[Records to process]

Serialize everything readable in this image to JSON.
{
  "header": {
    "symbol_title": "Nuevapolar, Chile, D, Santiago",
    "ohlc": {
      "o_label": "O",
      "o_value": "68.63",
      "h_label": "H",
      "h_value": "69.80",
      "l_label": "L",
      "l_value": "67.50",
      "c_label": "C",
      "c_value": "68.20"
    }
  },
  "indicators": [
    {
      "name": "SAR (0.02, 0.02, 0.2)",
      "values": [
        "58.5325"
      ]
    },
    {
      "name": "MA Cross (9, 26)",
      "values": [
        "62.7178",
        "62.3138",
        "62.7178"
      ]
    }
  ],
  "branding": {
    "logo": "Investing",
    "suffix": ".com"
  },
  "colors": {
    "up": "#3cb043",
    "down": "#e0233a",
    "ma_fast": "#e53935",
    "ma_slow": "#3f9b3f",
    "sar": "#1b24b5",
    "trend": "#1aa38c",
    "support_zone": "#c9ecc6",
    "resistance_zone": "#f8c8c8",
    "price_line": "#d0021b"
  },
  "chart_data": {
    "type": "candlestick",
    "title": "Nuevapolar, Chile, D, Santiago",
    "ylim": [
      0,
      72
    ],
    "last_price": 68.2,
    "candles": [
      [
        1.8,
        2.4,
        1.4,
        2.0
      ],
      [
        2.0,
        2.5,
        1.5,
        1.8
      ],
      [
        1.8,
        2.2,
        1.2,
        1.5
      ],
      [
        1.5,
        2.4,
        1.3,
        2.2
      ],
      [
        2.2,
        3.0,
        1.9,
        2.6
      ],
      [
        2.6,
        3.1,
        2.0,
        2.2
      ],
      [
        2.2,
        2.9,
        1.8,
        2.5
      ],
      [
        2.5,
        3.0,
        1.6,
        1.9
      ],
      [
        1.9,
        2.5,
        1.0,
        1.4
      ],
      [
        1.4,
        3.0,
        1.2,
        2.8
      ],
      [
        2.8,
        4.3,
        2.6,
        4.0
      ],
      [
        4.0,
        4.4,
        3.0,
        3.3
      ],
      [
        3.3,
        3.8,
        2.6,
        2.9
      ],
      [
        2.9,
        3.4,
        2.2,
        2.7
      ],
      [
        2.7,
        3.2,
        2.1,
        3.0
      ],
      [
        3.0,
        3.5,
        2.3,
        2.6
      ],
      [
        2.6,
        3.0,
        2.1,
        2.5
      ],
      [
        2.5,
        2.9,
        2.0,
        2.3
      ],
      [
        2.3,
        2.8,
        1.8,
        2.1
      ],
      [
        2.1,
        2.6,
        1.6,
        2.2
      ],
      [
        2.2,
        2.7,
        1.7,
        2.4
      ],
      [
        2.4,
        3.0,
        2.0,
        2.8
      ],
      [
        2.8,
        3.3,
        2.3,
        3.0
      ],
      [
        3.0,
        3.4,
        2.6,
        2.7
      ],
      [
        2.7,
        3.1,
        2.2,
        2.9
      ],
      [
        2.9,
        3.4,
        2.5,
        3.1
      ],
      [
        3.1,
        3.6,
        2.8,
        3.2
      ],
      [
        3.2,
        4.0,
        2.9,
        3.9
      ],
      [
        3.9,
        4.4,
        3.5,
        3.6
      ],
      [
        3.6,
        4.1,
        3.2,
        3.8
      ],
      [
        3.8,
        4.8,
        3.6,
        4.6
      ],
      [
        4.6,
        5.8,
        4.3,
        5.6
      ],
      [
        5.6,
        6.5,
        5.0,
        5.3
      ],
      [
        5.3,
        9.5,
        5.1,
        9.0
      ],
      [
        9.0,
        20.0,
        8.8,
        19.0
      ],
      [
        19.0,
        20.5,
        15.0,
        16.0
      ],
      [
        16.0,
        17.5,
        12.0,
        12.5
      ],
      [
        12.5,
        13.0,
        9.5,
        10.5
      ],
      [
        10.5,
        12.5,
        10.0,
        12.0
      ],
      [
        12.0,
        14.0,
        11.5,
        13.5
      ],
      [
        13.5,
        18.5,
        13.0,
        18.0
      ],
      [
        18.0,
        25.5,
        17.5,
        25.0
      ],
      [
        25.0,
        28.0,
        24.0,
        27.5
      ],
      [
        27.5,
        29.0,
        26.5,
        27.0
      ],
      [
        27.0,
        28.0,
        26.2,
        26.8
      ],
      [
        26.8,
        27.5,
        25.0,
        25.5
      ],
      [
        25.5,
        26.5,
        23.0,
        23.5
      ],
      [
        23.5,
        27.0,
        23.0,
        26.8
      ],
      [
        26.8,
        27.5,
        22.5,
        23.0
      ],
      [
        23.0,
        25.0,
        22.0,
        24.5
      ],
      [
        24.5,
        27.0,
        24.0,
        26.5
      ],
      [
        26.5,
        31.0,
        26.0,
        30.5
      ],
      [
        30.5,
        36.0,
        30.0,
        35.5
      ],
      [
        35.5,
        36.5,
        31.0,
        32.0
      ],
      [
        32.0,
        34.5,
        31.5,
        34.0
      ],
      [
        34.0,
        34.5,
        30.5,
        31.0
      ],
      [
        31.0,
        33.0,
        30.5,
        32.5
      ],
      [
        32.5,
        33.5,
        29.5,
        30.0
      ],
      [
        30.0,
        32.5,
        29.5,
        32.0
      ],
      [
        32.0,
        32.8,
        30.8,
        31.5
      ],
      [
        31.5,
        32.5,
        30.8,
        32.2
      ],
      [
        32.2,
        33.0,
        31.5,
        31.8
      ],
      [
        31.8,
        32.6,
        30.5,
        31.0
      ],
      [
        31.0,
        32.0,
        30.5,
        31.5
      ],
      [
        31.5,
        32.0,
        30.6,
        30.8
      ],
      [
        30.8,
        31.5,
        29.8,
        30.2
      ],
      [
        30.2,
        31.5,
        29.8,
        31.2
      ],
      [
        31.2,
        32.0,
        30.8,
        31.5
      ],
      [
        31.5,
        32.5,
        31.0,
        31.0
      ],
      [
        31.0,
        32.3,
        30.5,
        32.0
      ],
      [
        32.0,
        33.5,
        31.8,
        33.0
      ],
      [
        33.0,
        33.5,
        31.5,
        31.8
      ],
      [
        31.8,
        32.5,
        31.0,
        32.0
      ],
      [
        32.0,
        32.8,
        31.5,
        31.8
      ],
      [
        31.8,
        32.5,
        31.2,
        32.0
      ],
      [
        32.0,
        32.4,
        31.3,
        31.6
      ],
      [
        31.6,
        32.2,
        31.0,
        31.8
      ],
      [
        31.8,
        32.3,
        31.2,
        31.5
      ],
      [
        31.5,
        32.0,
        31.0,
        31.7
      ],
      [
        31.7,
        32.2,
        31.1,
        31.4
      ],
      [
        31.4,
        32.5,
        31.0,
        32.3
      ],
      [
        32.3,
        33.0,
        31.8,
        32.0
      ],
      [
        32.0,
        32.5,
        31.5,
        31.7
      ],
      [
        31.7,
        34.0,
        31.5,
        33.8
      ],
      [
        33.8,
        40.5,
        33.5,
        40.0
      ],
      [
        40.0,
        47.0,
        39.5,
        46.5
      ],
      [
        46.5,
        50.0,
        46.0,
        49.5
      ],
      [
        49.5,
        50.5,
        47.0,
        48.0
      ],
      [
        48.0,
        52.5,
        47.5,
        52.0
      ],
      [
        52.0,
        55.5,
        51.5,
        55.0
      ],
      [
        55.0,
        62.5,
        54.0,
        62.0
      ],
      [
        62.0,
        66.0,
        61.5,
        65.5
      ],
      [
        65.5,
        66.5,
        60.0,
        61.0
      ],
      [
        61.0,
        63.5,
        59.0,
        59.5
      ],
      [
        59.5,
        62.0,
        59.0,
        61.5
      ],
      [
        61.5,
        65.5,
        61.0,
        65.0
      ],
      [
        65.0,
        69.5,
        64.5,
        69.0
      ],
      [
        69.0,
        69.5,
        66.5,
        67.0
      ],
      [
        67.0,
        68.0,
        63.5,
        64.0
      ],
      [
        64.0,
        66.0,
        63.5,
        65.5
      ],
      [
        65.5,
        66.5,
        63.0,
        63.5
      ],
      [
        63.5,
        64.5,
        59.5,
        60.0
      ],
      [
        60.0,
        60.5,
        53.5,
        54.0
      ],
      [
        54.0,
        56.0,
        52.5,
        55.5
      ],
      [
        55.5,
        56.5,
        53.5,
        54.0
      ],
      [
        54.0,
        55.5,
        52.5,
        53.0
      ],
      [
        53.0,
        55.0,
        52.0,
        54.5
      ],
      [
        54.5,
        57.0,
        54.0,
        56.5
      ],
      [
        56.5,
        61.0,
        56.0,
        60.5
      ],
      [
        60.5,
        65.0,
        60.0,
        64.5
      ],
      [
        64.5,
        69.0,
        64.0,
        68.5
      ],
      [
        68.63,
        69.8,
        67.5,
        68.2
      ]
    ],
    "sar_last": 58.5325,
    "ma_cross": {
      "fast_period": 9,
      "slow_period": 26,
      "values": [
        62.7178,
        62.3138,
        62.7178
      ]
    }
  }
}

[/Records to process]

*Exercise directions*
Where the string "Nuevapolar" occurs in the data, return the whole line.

*Result of this exercise*
    "symbol_title": "Nuevapolar, Chile, D, Santiago",
    "title": "Nuevapolar, Chile, D, Santiago",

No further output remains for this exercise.